After a quick back-and-forth about musician work ethic versus entitlement here in Austin, Confucius and Fresh honor Raekwon’s 54th birthday by ranking the first run of solo albums from Wu-Tang clan members. Hear that, Hip-Hop Facts, Fresh’s Unpopular Opinion on the state of integrity in hip-hop journalism, and the first installment of Confucius Reads the News for 2024.

Retr0grade: “No Hook, No Name” (feat. BoomBaptist)

From Scott Storch to Mike Dean, The Alchemist to Murda Beatz, and far too many more examples to list here, it’s clear that having a white producer doesn’t negate the impact of a strong black voice in hip-hop. Here in Austin we can point to Song of the Day favorite RuDi Devino, who’s spread his butter-smooth bars over Ruler Why’s beats in SubKulture Patriots, Bronze Whale’s backing tracks in 5-D, and the P. Sugz/Potion productions of CAPYAC.
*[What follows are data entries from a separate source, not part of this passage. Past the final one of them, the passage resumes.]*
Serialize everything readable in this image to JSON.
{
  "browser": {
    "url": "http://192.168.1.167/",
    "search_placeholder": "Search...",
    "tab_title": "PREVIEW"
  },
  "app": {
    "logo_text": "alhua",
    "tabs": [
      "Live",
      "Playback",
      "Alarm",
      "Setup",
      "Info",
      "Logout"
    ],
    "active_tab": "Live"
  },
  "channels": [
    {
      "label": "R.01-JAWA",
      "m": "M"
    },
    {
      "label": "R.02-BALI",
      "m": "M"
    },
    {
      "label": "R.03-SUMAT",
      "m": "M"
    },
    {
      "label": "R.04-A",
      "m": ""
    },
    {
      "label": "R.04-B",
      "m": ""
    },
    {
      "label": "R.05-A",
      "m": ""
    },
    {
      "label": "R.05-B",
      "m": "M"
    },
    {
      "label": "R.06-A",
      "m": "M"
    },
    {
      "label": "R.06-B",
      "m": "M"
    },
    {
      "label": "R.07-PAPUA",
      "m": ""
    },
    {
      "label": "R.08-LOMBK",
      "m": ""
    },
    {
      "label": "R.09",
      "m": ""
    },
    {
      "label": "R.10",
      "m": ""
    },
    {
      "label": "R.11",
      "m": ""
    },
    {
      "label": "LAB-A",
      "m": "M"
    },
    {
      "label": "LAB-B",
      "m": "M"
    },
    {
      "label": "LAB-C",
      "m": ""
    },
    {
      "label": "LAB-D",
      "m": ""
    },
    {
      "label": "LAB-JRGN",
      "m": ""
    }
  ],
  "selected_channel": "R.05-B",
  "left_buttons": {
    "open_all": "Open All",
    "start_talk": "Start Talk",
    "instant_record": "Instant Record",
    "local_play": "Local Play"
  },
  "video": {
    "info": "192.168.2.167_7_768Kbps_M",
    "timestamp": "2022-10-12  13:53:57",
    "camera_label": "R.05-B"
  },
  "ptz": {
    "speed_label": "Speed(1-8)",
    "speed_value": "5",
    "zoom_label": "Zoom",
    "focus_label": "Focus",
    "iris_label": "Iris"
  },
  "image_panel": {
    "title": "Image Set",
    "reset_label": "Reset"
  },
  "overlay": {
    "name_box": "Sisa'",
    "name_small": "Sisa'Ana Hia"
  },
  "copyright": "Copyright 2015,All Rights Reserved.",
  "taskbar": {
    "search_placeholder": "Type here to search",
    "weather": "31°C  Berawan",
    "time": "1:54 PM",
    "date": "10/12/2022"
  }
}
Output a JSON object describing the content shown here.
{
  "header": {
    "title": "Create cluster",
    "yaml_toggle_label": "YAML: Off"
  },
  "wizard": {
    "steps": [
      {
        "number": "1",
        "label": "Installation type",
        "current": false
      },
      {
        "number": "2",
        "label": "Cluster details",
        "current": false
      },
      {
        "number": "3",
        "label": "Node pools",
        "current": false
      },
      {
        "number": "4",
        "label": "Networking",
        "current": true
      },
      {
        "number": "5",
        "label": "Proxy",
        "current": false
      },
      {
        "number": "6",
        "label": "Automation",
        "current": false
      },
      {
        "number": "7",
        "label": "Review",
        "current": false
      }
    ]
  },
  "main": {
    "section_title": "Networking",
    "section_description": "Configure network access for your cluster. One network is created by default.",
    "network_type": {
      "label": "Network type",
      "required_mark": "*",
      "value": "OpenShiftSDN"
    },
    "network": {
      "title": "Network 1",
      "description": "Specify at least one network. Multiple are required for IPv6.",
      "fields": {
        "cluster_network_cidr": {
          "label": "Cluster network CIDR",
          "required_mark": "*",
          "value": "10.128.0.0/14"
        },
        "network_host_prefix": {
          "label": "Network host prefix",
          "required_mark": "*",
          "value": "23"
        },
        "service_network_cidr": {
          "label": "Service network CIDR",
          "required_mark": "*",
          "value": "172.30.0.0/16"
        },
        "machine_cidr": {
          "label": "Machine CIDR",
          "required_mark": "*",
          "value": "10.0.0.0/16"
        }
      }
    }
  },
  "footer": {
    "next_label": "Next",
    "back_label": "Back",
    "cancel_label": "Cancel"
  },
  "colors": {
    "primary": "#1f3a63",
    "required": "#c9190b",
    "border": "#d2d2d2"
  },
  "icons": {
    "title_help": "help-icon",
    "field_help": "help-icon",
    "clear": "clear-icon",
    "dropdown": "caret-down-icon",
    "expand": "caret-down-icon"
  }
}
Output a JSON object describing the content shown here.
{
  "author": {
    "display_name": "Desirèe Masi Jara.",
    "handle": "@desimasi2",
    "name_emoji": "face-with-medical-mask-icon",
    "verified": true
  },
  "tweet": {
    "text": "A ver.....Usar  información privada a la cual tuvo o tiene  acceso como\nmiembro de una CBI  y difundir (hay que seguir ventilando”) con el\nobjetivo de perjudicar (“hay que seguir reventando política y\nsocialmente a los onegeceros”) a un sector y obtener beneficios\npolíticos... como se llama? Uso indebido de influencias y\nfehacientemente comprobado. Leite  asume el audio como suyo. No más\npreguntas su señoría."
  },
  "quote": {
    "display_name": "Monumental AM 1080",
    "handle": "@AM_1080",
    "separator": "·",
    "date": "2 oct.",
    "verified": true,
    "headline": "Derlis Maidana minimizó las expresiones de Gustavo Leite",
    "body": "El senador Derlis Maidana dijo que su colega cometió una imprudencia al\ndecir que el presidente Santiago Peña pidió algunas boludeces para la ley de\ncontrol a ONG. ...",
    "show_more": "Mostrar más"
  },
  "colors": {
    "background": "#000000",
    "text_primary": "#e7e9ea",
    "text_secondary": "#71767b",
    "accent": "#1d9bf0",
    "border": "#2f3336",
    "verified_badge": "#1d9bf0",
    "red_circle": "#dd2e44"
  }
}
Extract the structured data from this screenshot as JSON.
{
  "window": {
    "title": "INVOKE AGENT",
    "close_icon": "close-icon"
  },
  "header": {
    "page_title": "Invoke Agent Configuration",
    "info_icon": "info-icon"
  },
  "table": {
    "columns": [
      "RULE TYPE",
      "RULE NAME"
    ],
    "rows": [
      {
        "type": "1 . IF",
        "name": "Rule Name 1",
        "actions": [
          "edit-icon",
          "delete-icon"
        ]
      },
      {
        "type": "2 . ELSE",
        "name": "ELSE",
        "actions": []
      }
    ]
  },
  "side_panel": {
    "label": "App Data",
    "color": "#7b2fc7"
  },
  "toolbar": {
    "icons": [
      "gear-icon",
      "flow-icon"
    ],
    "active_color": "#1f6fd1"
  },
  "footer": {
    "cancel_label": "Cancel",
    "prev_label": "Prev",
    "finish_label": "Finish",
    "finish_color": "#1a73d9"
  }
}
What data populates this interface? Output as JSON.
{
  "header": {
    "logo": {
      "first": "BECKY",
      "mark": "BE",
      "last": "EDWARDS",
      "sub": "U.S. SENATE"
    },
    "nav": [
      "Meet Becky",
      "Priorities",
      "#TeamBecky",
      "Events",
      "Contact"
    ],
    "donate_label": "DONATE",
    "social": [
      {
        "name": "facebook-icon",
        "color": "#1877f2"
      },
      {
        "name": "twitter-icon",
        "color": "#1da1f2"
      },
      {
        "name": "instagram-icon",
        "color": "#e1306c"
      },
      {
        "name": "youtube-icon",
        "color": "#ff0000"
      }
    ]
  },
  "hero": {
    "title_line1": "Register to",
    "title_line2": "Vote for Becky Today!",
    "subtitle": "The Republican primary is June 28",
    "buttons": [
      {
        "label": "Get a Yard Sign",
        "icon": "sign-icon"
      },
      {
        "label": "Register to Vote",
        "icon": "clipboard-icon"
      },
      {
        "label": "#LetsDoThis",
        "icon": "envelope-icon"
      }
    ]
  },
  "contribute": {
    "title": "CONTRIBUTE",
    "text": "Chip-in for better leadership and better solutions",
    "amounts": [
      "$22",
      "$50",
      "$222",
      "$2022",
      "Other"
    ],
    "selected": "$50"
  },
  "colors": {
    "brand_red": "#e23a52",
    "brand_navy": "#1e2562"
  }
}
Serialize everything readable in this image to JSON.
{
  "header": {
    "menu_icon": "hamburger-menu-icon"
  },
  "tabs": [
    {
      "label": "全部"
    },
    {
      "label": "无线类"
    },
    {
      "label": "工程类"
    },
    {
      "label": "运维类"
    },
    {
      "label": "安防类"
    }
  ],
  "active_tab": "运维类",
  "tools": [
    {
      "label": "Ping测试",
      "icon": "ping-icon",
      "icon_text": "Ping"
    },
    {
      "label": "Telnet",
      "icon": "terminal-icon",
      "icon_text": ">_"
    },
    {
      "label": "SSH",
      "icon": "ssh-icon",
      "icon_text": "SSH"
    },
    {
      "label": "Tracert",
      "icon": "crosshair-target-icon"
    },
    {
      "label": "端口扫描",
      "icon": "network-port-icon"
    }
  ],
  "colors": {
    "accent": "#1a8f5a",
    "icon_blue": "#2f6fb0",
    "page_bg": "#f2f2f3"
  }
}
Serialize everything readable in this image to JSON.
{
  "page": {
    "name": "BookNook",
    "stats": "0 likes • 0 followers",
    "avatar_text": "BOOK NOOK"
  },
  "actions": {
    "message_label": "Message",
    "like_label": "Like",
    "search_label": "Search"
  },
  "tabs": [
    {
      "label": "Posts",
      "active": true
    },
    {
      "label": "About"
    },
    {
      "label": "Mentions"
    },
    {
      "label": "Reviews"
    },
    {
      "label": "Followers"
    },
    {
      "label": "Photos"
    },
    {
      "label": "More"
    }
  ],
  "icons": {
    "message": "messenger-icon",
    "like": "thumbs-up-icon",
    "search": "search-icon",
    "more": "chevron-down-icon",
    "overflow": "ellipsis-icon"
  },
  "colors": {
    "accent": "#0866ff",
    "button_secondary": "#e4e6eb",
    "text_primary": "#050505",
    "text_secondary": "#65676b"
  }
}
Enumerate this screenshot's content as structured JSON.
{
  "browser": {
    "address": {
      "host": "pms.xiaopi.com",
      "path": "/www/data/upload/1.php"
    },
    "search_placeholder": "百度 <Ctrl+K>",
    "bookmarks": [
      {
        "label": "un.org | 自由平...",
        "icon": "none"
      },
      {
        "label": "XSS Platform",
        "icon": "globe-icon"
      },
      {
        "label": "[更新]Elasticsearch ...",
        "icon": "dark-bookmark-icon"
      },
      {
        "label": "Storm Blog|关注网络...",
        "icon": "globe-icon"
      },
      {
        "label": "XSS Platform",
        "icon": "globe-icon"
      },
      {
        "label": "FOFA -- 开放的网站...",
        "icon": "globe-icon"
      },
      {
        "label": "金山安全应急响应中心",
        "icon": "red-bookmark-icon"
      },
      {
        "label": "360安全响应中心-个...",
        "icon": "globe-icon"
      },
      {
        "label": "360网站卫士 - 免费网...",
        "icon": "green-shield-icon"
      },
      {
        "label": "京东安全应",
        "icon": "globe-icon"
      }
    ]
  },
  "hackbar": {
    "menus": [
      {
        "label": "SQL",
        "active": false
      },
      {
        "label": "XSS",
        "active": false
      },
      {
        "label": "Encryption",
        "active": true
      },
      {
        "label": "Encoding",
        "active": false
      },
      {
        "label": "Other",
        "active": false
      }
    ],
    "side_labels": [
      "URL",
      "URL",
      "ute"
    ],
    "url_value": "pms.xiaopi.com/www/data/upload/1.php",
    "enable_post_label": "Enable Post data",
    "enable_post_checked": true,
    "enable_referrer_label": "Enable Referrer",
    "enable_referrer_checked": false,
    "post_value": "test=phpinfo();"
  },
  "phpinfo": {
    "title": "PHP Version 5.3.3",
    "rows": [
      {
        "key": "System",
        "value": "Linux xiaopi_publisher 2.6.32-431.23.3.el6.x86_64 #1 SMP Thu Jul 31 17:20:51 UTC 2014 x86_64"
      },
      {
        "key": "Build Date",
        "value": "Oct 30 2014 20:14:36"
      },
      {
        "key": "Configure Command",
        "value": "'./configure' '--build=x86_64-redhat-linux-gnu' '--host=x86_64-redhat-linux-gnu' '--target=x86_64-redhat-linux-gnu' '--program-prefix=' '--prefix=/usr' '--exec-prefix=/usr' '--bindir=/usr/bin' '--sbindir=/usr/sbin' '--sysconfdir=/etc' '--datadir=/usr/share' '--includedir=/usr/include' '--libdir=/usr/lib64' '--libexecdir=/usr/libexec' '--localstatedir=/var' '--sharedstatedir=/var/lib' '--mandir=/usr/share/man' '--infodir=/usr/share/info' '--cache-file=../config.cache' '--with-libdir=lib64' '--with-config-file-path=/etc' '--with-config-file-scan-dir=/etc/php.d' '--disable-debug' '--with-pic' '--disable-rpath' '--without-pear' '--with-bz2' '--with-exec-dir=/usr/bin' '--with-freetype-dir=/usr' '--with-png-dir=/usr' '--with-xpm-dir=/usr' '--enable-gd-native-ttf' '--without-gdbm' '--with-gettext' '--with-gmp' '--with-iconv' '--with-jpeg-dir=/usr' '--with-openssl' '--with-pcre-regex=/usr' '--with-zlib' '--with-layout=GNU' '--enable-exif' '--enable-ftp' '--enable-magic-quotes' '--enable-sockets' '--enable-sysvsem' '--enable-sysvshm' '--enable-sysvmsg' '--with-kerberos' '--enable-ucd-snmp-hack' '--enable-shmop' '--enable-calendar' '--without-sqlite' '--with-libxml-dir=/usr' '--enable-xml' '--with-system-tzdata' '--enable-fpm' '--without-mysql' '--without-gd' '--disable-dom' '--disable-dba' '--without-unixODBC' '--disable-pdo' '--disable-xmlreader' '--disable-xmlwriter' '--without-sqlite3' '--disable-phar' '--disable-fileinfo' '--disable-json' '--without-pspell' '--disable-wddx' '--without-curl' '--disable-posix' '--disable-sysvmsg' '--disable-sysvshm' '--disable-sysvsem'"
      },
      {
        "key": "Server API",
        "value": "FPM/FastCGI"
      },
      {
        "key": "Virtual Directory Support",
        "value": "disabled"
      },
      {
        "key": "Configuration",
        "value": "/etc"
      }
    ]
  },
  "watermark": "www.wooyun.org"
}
But aside from a few solo installments, one of RuDi’s biggest roles recently has been as the vocal half of synth-and-sample-driven duo Retr0grade. True to their handle, Retr0grade isn’t strictly stuck in the old school; instead it’s more of an ever-moving, modern hearkening back to some iconic hip-hop heyday sounds. And when it comes to that combo of classic and contemporary, of synthesized and sampled, of instrumental and vocal, those who’ve stayed in the loop on local productions know damn well that BoomBaptist is a comparable curator.

Well, just in time for this chilly MLK Day, Retr0grade groove grower Tommy Fuego just laid down some much-appreciated heat with the piping-hot sample chops and hypnotic drum programming we’ve come to love from him. For the first verse of “No Hook, No Name” RuDi tackles the offense, defies Nazi flags, and ultimately aces the interview with a Common-evocative cadence before BoomBaptist blesses the second half with his own tabernacle of lyrical boasts. It might not be the most societally-minded song you’ll hear today, but we’d like to think Dr. King would agree that this brief, bangin’ snapshot of racial harmony rips heartily.